When the word "hace" shows up in a line of the data below, copy that whole line.

Segment Start: Supplied information

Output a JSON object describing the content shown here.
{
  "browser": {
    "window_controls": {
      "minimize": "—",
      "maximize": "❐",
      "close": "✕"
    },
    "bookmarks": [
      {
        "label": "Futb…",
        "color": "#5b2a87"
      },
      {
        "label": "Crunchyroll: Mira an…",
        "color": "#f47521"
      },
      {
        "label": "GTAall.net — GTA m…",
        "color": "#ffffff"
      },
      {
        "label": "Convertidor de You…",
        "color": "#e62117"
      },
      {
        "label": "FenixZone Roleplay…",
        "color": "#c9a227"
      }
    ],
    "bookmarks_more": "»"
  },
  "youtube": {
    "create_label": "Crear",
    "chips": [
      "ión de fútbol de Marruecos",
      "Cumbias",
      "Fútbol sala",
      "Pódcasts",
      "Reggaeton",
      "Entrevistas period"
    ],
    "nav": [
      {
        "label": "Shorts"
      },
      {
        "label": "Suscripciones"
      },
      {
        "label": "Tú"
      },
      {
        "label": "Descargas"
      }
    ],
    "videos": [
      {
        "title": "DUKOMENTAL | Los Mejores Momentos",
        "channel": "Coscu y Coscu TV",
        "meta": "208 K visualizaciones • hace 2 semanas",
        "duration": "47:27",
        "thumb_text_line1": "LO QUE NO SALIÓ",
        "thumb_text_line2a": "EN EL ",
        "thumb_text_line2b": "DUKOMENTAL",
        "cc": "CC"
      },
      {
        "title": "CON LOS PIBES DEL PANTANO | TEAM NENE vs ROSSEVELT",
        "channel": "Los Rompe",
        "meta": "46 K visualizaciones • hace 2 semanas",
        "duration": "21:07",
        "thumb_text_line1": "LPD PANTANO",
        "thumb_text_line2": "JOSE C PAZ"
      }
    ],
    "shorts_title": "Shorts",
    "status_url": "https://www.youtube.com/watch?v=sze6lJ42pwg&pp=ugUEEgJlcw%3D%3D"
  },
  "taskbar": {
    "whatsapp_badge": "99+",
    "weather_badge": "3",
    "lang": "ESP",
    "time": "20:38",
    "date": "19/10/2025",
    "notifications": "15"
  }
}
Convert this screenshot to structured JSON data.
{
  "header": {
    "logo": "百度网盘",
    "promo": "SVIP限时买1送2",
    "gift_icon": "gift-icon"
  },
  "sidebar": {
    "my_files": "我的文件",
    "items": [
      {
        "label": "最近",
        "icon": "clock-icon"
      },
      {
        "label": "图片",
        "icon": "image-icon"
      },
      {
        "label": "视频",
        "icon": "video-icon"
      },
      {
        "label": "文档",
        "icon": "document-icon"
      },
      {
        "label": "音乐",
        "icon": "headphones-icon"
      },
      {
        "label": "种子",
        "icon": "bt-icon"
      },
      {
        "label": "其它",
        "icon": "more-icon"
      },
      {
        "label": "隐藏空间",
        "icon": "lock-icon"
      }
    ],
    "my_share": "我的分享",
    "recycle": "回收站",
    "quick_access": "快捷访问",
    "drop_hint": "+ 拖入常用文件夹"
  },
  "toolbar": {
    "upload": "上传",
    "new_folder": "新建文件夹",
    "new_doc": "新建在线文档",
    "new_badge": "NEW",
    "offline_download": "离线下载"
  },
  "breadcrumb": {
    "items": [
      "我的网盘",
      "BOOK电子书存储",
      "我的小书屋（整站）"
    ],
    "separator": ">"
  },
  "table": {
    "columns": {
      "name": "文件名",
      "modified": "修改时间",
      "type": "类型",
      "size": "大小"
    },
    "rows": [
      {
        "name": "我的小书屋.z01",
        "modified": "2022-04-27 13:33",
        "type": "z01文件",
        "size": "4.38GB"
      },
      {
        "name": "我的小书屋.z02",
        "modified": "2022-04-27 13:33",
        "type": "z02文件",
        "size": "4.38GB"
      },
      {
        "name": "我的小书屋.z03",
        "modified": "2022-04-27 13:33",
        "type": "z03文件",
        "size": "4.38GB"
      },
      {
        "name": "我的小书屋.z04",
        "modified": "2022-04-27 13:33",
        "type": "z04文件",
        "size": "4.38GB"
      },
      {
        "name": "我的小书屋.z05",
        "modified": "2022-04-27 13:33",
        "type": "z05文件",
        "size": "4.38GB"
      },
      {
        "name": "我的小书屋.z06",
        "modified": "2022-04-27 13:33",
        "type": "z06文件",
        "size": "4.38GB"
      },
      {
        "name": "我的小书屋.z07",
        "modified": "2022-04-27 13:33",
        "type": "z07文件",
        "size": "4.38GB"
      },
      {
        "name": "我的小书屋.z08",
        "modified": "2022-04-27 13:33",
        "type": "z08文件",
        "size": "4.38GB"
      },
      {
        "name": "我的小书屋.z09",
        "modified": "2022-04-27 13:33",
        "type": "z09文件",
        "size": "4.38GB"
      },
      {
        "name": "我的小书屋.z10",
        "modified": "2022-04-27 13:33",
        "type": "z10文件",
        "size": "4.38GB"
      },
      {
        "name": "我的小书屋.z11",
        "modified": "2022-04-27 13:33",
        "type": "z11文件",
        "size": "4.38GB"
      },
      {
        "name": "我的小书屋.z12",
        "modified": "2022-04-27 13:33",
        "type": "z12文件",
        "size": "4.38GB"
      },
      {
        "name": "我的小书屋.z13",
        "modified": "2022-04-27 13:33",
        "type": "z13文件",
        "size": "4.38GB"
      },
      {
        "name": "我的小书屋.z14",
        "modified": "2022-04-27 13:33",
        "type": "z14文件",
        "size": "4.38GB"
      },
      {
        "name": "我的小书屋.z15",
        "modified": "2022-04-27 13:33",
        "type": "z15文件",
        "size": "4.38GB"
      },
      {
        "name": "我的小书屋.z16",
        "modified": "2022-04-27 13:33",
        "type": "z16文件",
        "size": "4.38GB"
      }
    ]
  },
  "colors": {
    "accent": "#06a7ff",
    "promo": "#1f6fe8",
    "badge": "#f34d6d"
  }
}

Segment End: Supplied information

* **Reply to the task**
        "meta": "208 K visualizaciones • hace 2 semanas",
        "meta": "46 K visualizaciones • hace 2 semanas",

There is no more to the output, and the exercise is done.